## What you are asked to do:
The data must be returned in full, with no character altered.

## Working data:
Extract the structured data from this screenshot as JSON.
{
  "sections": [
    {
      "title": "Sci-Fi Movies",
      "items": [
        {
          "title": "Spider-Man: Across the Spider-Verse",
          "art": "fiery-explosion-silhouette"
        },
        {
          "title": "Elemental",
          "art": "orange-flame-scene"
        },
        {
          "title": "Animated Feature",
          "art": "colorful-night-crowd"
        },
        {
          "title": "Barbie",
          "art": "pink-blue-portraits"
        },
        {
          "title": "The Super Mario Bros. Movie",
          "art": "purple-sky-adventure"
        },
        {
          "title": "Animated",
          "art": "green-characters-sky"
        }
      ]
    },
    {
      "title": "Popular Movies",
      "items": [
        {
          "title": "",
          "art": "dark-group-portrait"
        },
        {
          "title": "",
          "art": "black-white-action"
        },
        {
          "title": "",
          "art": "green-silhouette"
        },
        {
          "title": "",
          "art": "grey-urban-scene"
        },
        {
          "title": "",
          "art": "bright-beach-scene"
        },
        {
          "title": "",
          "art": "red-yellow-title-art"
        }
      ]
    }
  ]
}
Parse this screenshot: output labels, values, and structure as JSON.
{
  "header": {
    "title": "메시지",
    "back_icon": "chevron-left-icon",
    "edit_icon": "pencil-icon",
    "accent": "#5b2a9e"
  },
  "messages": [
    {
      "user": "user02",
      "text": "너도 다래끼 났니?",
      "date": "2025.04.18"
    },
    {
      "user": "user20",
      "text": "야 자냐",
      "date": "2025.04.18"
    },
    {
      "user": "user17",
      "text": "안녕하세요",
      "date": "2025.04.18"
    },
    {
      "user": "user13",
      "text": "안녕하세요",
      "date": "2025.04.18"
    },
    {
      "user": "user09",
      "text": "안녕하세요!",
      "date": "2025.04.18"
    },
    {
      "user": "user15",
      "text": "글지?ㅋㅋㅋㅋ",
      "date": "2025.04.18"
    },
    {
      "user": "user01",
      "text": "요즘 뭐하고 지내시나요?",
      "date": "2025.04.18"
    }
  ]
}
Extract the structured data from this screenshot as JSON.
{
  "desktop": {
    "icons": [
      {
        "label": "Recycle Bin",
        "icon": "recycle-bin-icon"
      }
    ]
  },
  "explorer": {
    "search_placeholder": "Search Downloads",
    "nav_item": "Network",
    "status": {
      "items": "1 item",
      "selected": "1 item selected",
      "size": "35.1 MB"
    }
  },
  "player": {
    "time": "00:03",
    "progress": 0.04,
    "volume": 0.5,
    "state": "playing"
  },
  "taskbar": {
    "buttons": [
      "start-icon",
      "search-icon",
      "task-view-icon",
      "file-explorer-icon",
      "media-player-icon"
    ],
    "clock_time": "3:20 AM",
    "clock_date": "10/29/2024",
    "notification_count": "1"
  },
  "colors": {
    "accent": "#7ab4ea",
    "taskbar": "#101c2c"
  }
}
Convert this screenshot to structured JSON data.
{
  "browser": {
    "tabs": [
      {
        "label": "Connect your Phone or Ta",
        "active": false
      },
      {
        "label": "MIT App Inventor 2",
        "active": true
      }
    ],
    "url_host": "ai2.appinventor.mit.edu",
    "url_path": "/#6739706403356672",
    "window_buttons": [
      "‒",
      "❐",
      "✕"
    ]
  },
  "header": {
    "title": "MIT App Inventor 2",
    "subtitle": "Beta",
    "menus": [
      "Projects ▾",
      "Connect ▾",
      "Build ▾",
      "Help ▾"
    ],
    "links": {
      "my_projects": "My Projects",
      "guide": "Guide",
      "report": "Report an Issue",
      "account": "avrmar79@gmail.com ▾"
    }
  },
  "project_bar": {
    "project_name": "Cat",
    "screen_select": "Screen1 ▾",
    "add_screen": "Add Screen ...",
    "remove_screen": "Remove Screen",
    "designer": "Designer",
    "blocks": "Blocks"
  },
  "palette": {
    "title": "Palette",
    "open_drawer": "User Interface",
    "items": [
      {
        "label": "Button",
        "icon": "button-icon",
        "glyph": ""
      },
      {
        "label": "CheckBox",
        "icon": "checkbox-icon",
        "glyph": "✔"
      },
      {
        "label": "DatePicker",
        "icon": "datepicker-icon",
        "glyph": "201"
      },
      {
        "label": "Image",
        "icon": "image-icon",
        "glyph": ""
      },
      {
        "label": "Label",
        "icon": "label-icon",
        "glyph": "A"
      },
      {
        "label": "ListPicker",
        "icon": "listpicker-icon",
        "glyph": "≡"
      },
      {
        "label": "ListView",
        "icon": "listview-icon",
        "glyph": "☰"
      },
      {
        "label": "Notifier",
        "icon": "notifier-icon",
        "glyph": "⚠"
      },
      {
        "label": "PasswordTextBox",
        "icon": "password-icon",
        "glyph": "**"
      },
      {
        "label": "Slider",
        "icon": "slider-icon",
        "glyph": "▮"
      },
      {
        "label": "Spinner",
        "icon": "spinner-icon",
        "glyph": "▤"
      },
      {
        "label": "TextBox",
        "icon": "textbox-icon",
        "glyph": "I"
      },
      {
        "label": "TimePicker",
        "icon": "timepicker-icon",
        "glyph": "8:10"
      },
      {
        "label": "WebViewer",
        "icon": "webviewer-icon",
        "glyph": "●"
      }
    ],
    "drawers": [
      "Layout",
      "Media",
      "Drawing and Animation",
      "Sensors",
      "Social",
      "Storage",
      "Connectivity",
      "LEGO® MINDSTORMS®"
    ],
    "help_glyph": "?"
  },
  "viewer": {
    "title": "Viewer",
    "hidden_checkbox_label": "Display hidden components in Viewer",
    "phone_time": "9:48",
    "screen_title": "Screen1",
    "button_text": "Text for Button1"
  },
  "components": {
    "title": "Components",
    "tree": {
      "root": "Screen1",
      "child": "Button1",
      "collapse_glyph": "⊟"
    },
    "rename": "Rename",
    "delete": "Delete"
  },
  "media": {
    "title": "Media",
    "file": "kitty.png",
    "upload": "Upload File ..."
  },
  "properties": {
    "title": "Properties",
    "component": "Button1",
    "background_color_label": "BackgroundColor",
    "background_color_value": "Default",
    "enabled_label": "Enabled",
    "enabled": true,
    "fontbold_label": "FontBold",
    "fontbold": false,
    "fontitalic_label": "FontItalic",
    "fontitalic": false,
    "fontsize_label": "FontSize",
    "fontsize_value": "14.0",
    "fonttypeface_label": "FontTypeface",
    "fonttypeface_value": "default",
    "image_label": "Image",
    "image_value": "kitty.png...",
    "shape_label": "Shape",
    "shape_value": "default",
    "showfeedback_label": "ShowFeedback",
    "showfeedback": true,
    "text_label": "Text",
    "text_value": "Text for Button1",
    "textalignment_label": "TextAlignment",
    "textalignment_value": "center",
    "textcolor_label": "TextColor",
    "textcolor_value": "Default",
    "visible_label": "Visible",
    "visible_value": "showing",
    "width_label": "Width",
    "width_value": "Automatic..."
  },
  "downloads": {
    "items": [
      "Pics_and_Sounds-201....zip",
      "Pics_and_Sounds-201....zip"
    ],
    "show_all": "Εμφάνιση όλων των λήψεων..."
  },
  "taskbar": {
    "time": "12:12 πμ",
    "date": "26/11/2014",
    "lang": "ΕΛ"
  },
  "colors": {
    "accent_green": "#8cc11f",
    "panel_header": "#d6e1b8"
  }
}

## Completed task:
Extract the structured data from this screenshot as JSON.
{
  "sections": [
    {
      "title": "Sci-Fi Movies",
      "items": [
        {
          "title": "Spider-Man: Across the Spider-Verse",
          "art": "fiery-explosion-silhouette"
        },
        {
          "title": "Elemental",
          "art": "orange-flame-scene"
        },
        {
          "title": "Animated Feature",
          "art": "colorful-night-crowd"
        },
        {
          "title": "Barbie",
          "art": "pink-blue-portraits"
        },
        {
          "title": "The Super Mario Bros. Movie",
          "art": "purple-sky-adventure"
        },
        {
          "title": "Animated",
          "art": "green-characters-sky"
        }
      ]
    },
    {
      "title": "Popular Movies",
      "items": [
        {
          "title": "",
          "art": "dark-group-portrait"
        },
        {
          "title": "",
          "art": "black-white-action"
        },
        {
          "title": "",
          "art": "green-silhouette"
        },
        {
          "title": "",
          "art": "grey-urban-scene"
        },
        {
          "title": "",
          "art": "bright-beach-scene"
        },
        {
          "title": "",
          "art": "red-yellow-title-art"
        }
      ]
    }
  ]
}
Parse this screenshot: output labels, values, and structure as JSON.
{
  "header": {
    "title": "메시지",
    "back_icon": "chevron-left-icon",
    "edit_icon": "pencil-icon",
    "accent": "#5b2a9e"
  },
  "messages": [
    {
      "user": "user02",
      "text": "너도 다래끼 났니?",
      "date": "2025.04.18"
    },
    {
      "user": "user20",
      "text": "야 자냐",
      "date": "2025.04.18"
    },
    {
      "user": "user17",
      "text": "안녕하세요",
      "date": "2025.04.18"
    },
    {
      "user": "user13",
      "text": "안녕하세요",
      "date": "2025.04.18"
    },
    {
      "user": "user09",
      "text": "안녕하세요!",
      "date": "2025.04.18"
    },
    {
      "user": "user15",
      "text": "글지?ㅋㅋㅋㅋ",
      "date": "2025.04.18"
    },
    {
      "user": "user01",
      "text": "요즘 뭐하고 지내시나요?",
      "date": "2025.04.18"
    }
  ]
}
Extract the structured data from this screenshot as JSON.
{
  "desktop": {
    "icons": [
      {
        "label": "Recycle Bin",
        "icon": "recycle-bin-icon"
      }
    ]
  },
  "explorer": {
    "search_placeholder": "Search Downloads",
    "nav_item": "Network",
    "status": {
      "items": "1 item",
      "selected": "1 item selected",
      "size": "35.1 MB"
    }
  },
  "player": {
    "time": "00:03",
    "progress": 0.04,
    "volume": 0.5,
    "state": "playing"
  },
  "taskbar": {
    "buttons": [
      "start-icon",
      "search-icon",
      "task-view-icon",
      "file-explorer-icon",
      "media-player-icon"
    ],
    "clock_time": "3:20 AM",
    "clock_date": "10/29/2024",
    "notification_count": "1"
  },
  "colors": {
    "accent": "#7ab4ea",
    "taskbar": "#101c2c"
  }
}
Convert this screenshot to structured JSON data.
{
  "browser": {
    "tabs": [
      {
        "label": "Connect your Phone or Ta",
        "active": false
      },
      {
        "label": "MIT App Inventor 2",
        "active": true
      }
    ],
    "url_host": "ai2.appinventor.mit.edu",
    "url_path": "/#6739706403356672",
    "window_buttons": [
      "‒",
      "❐",
      "✕"
    ]
  },
  "header": {
    "title": "MIT App Inventor 2",
    "subtitle": "Beta",
    "menus": [
      "Projects ▾",
      "Connect ▾",
      "Build ▾",
      "Help ▾"
    ],
    "links": {
      "my_projects": "My Projects",
      "guide": "Guide",
      "report": "Report an Issue",
      "account": "avrmar79@gmail.com ▾"
    }
  },
  "project_bar": {
    "project_name": "Cat",
    "screen_select": "Screen1 ▾",
    "add_screen": "Add Screen ...",
    "remove_screen": "Remove Screen",
    "designer": "Designer",
    "blocks": "Blocks"
  },
  "palette": {
    "title": "Palette",
    "open_drawer": "User Interface",
    "items": [
      {
        "label": "Button",
        "icon": "button-icon",
        "glyph": ""
      },
      {
        "label": "CheckBox",
        "icon": "checkbox-icon",
        "glyph": "✔"
      },
      {
        "label": "DatePicker",
        "icon": "datepicker-icon",
        "glyph": "201"
      },
      {
        "label": "Image",
        "icon": "image-icon",
        "glyph": ""
      },
      {
        "label": "Label",
        "icon": "label-icon",
        "glyph": "A"
      },
      {
        "label": "ListPicker",
        "icon": "listpicker-icon",
        "glyph": "≡"
      },
      {
        "label": "ListView",
        "icon": "listview-icon",
        "glyph": "☰"
      },
      {
        "label": "Notifier",
        "icon": "notifier-icon",
        "glyph": "⚠"
      },
      {
        "label": "PasswordTextBox",
        "icon": "password-icon",
        "glyph": "**"
      },
      {
        "label": "Slider",
        "icon": "slider-icon",
        "glyph": "▮"
      },
      {
        "label": "Spinner",
        "icon": "spinner-icon",
        "glyph": "▤"
      },
      {
        "label": "TextBox",
        "icon": "textbox-icon",
        "glyph": "I"
      },
      {
        "label": "TimePicker",
        "icon": "timepicker-icon",
        "glyph": "8:10"
      },
      {
        "label": "WebViewer",
        "icon": "webviewer-icon",
        "glyph": "●"
      }
    ],
    "drawers": [
      "Layout",
      "Media",
      "Drawing and Animation",
      "Sensors",
      "Social",
      "Storage",
      "Connectivity",
      "LEGO® MINDSTORMS®"
    ],
    "help_glyph": "?"
  },
  "viewer": {
    "title": "Viewer",
    "hidden_checkbox_label": "Display hidden components in Viewer",
    "phone_time": "9:48",
    "screen_title": "Screen1",
    "button_text": "Text for Button1"
  },
  "components": {
    "title": "Components",
    "tree": {
      "root": "Screen1",
      "child": "Button1",
      "collapse_glyph": "⊟"
    },
    "rename": "Rename",
    "delete": "Delete"
  },
  "media": {
    "title": "Media",
    "file": "kitty.png",
    "upload": "Upload File ..."
  },
  "properties": {
    "title": "Properties",
    "component": "Button1",
    "background_color_label": "BackgroundColor",
    "background_color_value": "Default",
    "enabled_label": "Enabled",
    "enabled": true,
    "fontbold_label": "FontBold",
    "fontbold": false,
    "fontitalic_label": "FontItalic",
    "fontitalic": false,
    "fontsize_label": "FontSize",
    "fontsize_value": "14.0",
    "fonttypeface_label": "FontTypeface",
    "fonttypeface_value": "default",
    "image_label": "Image",
    "image_value": "kitty.png...",
    "shape_label": "Shape",
    "shape_value": "default",
    "showfeedback_label": "ShowFeedback",
    "showfeedback": true,
    "text_label": "Text",
    "text_value": "Text for Button1",
    "textalignment_label": "TextAlignment",
    "textalignment_value": "center",
    "textcolor_label": "TextColor",
    "textcolor_value": "Default",
    "visible_label": "Visible",
    "visible_value": "showing",
    "width_label": "Width",
    "width_value": "Automatic..."
  },
  "downloads": {
    "items": [
      "Pics_and_Sounds-201....zip",
      "Pics_and_Sounds-201....zip"
    ],
    "show_all": "Εμφάνιση όλων των λήψεων..."
  },
  "taskbar": {
    "time": "12:12 πμ",
    "date": "26/11/2014",
    "lang": "ΕΛ"
  },
  "colors": {
    "accent_green": "#8cc11f",
    "panel_header": "#d6e1b8"
  }
}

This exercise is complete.